_Problem to solve_
Lines that contain the string "What" are the ones to list; copy all of them from the records.

[Website and app data records]
■ ■ ■ ■

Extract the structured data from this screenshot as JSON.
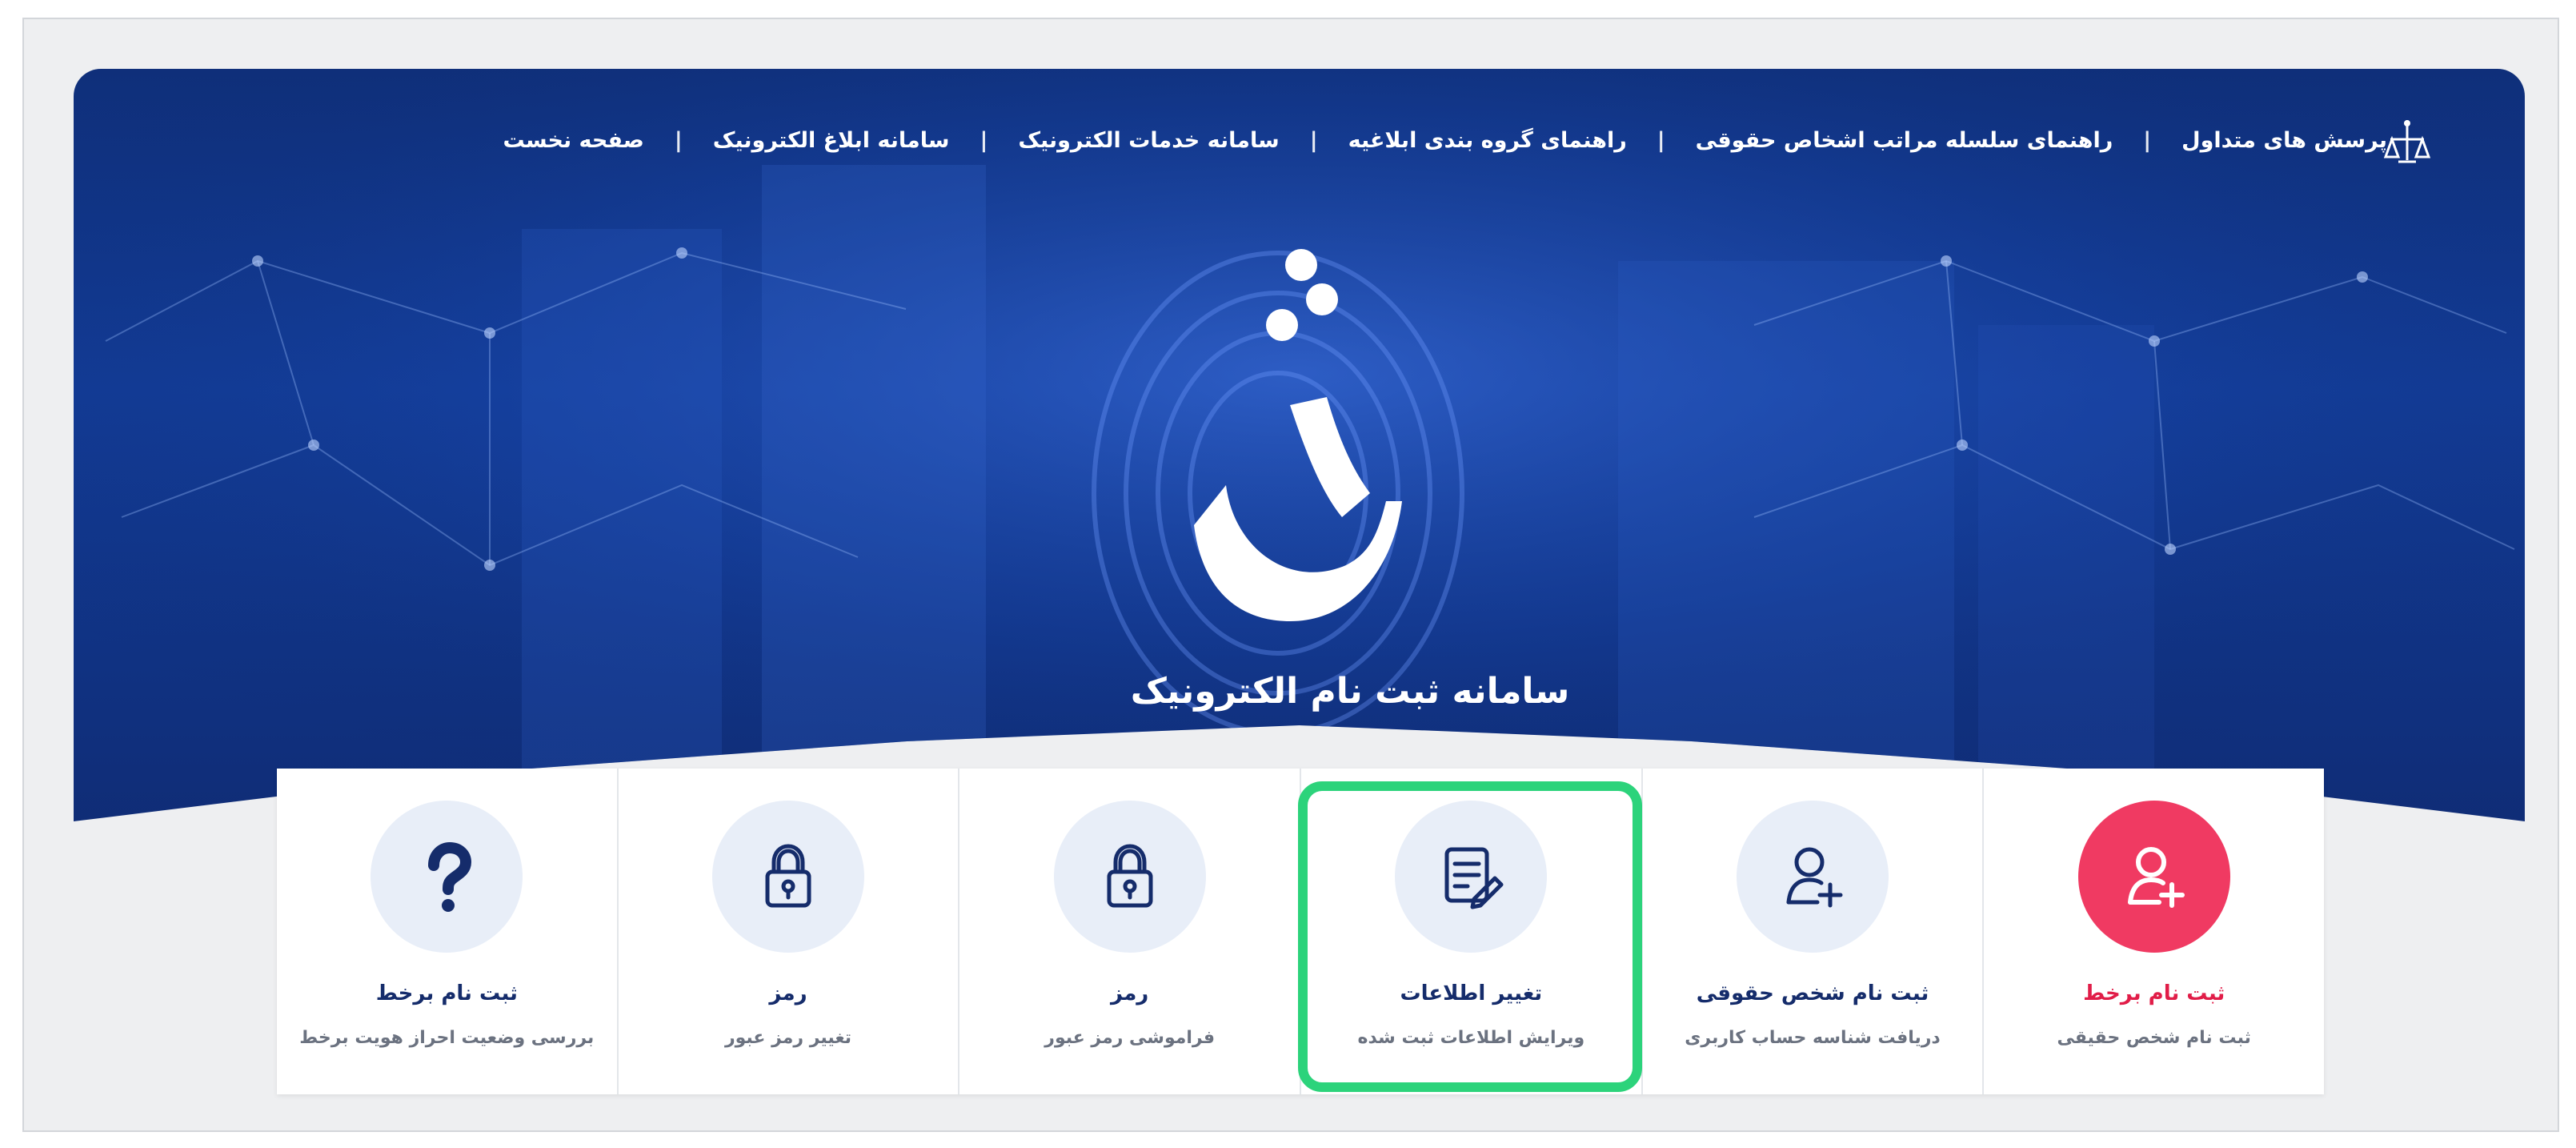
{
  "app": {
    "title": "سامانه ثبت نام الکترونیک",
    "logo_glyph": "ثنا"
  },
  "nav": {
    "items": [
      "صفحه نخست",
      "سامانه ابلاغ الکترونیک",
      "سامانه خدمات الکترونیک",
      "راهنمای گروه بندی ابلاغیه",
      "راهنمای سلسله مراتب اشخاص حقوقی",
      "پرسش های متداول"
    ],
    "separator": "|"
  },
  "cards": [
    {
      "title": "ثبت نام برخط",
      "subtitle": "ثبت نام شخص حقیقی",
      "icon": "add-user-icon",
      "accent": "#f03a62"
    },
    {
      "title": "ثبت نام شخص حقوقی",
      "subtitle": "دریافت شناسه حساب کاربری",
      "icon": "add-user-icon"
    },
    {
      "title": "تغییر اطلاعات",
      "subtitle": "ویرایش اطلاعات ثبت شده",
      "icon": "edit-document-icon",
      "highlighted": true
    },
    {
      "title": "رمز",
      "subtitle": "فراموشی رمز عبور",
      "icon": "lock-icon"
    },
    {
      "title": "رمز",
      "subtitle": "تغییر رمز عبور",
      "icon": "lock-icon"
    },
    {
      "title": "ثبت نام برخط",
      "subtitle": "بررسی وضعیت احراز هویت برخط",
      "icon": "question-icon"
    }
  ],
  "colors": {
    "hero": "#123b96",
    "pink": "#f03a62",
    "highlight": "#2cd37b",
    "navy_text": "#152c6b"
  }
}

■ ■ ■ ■

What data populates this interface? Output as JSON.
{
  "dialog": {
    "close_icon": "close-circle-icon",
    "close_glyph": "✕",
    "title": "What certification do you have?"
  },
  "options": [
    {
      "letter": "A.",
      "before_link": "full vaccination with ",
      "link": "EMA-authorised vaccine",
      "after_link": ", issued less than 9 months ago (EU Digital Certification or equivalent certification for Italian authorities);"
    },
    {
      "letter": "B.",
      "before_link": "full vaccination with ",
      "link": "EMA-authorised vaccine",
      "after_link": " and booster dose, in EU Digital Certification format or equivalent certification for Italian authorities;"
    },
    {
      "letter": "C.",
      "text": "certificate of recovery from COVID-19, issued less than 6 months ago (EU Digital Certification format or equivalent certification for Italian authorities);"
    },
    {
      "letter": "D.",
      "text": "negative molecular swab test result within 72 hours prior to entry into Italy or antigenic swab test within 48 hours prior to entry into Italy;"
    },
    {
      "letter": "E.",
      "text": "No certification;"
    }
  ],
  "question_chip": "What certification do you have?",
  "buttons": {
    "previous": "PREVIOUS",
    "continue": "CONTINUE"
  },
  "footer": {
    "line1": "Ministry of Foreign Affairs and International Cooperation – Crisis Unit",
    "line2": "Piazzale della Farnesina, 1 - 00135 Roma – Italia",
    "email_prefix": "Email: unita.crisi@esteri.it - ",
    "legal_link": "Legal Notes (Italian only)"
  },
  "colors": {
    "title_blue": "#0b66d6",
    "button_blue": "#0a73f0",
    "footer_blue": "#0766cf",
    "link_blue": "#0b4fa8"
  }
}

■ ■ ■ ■

_Answer to this exercise_
What data populates this interface? Output as JSON.
    "title": "What certification do you have?"
  "question_chip": "What certification do you have?",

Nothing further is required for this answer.